Since the beginning of time, humans have been fascinated by space exploration and what lies beyond our own planet.  Humanity has taken the next step towards investigating the unknown, which comes in the form of a rover called the Perseverance.  This rover traveled 293 million miles over the course of approximately seven months to reach its new home — Mars.

Perseverance (often referred to as “Percy” at the mission control center) successfully touched down on the red planet in a Jezero Crater location on Feb. 18, 2021, at 3:55 p.m. US Eastern time.  Landing on Mars is known to be a challenge; space engineers refer to

the time of descent and landing as the “seven minutes of terror.”  However, Percy’s terrain scanning system, seventy foot diameter parachute, and heat shield all functioned as intended, allowing for a graceful touchdown.

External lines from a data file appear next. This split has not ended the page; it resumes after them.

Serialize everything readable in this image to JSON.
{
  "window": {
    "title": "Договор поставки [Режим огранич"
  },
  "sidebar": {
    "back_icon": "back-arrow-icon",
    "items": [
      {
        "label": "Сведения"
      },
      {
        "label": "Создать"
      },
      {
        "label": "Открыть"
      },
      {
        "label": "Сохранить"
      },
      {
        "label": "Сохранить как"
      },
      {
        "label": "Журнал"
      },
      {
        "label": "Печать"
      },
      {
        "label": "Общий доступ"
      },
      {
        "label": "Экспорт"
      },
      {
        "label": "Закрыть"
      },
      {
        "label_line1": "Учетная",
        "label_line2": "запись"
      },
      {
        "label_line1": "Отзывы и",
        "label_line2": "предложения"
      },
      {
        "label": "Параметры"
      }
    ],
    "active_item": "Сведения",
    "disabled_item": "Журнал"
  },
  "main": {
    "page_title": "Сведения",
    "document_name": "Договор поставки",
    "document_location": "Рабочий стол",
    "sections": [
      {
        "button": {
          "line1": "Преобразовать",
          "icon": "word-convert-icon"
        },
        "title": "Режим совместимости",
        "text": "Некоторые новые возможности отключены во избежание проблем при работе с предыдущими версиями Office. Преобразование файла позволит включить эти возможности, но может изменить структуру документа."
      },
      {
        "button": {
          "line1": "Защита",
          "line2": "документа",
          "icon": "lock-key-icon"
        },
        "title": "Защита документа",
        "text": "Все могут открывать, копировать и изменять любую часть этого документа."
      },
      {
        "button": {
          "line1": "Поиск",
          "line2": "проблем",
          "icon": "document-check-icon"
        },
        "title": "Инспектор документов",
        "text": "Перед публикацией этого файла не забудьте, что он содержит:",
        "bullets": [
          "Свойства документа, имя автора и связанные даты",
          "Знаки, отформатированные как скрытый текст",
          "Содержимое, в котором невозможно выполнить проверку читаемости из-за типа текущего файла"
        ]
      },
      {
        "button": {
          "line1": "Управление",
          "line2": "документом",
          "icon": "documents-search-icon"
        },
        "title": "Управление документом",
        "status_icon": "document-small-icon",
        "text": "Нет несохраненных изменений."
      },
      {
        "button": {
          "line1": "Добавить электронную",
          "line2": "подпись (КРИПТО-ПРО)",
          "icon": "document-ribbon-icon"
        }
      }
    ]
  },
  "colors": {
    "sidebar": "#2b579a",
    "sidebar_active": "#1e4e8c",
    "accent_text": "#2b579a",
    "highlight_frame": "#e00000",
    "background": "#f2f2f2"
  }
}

“I’m safe on Mars.  Perseverance will get you anywhere,” tweeted NASA’s Perseverance Mars Rover Twitter account, as soon as the rover successfully landed.

Perseverance’s new cameras captured pictures of the landing process as well as its initial contact on the surface of Mars.  Percy is set to explore the Jezero Crater first because scientists have reason to believe this area was once flooded and was a river delta over 3.5 billion years ago.

Perseverance will continue to look for signs of ancient life and study the

geology of Mars.  It will collect and store several dozen samples of Mars material,

making it to our planet as soon as 2031.  Perseverance carries an instrument called the MOXIE (Mars Oxygen In-Situ Resource Utilization Experiment), which will generate oxygen in the carbon dioxide-dominated environment to look for the potential for humanity living on the red planet.

“I think it’s pretty cool to have a rover on a different planet just to see if there are any similarities to the one that we live on and also if it’s capable of having people live there,” said

junior Ally Currier.

Perseverance isn’t the only piece of history-making technology to land on Mars.  It has another friend on Mars with it called Ingenuity.  Ingenuity is a small helicopter that is stored in the belly of Perseverance.  Ingenuity has its own place in history as the first rotorcraft to fly in a place other than earth.  Its mission is to fly throughout the Martian air and locate potential sites for future Mars missions.

Now that Perseverance has managed to land on Mars, the possibilities are endless.  It

seems that humankind has managed to take another step forward in its journey to understanding the vastness of space.

“I think that the Perseverance rover marks a turning point in space exploration.  This mission embodies the spirit of curiosity that every human being has,” said junior Amanda Cotumaccio.